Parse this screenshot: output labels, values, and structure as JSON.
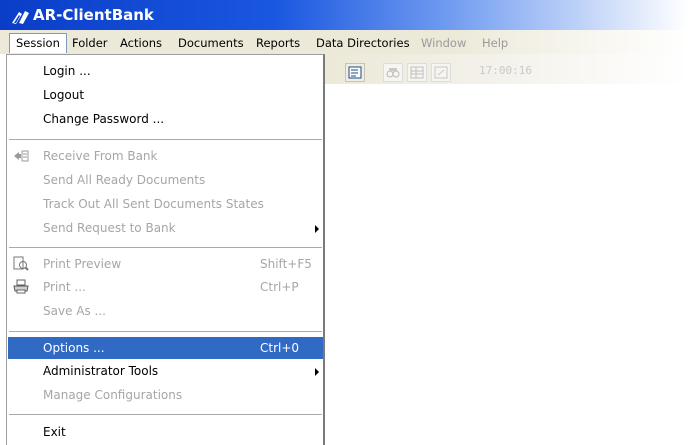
{
  "window": {
    "title": "AR-ClientBank"
  },
  "menubar": {
    "items": [
      {
        "label": "Session",
        "disabled": false,
        "active": true
      },
      {
        "label": "Folder",
        "disabled": false
      },
      {
        "label": "Actions",
        "disabled": false
      },
      {
        "label": "Documents",
        "disabled": false
      },
      {
        "label": "Reports",
        "disabled": false
      },
      {
        "label": "Data Directories",
        "disabled": false
      },
      {
        "label": "Window",
        "disabled": true
      },
      {
        "label": "Help",
        "disabled": true
      }
    ]
  },
  "toolbar": {
    "time_text": "17:00:16"
  },
  "session_menu": {
    "items": [
      {
        "label": "Login ...",
        "disabled": false
      },
      {
        "label": "Logout",
        "disabled": false
      },
      {
        "label": "Change Password ...",
        "disabled": false
      },
      {
        "label": "Receive From Bank",
        "disabled": true,
        "icon": "receive-from-bank-icon"
      },
      {
        "label": "Send All Ready Documents",
        "disabled": true
      },
      {
        "label": "Track Out All Sent Documents States",
        "disabled": true
      },
      {
        "label": "Send Request to Bank",
        "disabled": true,
        "submenu": true
      },
      {
        "label": "Print Preview",
        "shortcut": "Shift+F5",
        "disabled": true,
        "icon": "print-preview-icon"
      },
      {
        "label": "Print ...",
        "shortcut": "Ctrl+P",
        "disabled": true,
        "icon": "printer-icon"
      },
      {
        "label": "Save As ...",
        "disabled": true
      },
      {
        "label": "Options ...",
        "shortcut": "Ctrl+0",
        "disabled": false,
        "selected": true
      },
      {
        "label": "Administrator Tools",
        "disabled": false,
        "submenu": true
      },
      {
        "label": "Manage Configurations",
        "disabled": true
      },
      {
        "label": "Exit",
        "disabled": false
      }
    ]
  },
  "colors": {
    "title_bar": "#0a3dc8",
    "menu_bg": "#ece9d8",
    "selection": "#316ac5",
    "disabled_text": "#a6a6a6"
  }
}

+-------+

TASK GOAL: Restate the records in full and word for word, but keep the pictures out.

OUTPUT OF THE EXERCISE:
Parse this screenshot: output labels, values, and structure as JSON.
{
  "window": {
    "title": "AR-ClientBank"
  },
  "menubar": {
    "items": [
      {
        "label": "Session",
        "disabled": false,
        "active": true
      },
      {
        "label": "Folder",
        "disabled": false
      },
      {
        "label": "Actions",
        "disabled": false
      },
      {
        "label": "Documents",
        "disabled": false
      },
      {
        "label": "Reports",
        "disabled": false
      },
      {
        "label": "Data Directories",
        "disabled": false
      },
      {
        "label": "Window",
        "disabled": true
      },
      {
        "label": "Help",
        "disabled": true
      }
    ]
  },
  "toolbar": {
    "time_text": "17:00:16"
  },
  "session_menu": {
    "items": [
      {
        "label": "Login ...",
        "disabled": false
      },
      {
        "label": "Logout",
        "disabled": false
      },
      {
        "label": "Change Password ...",
        "disabled": false
      },
      {
        "label": "Receive From Bank",
        "disabled": true,
        "icon": "receive-from-bank-icon"
      },
      {
        "label": "Send All Ready Documents",
        "disabled": true
      },
      {
        "label": "Track Out All Sent Documents States",
        "disabled": true
      },
      {
        "label": "Send Request to Bank",
        "disabled": true,
        "submenu": true
      },
      {
        "label": "Print Preview",
        "shortcut": "Shift+F5",
        "disabled": true,
        "icon": "print-preview-icon"
      },
      {
        "label": "Print ...",
        "shortcut": "Ctrl+P",
        "disabled": true,
        "icon": "printer-icon"
      },
      {
        "label": "Save As ...",
        "disabled": true
      },
      {
        "label": "Options ...",
        "shortcut": "Ctrl+0",
        "disabled": false,
        "selected": true
      },
      {
        "label": "Administrator Tools",
        "disabled": false,
        "submenu": true
      },
      {
        "label": "Manage Configurations",
        "disabled": true
      },
      {
        "label": "Exit",
        "disabled": false
      }
    ]
  },
  "colors": {
    "title_bar": "#0a3dc8",
    "menu_bg": "#ece9d8",
    "selection": "#316ac5",
    "disabled_text": "#a6a6a6"
  }
}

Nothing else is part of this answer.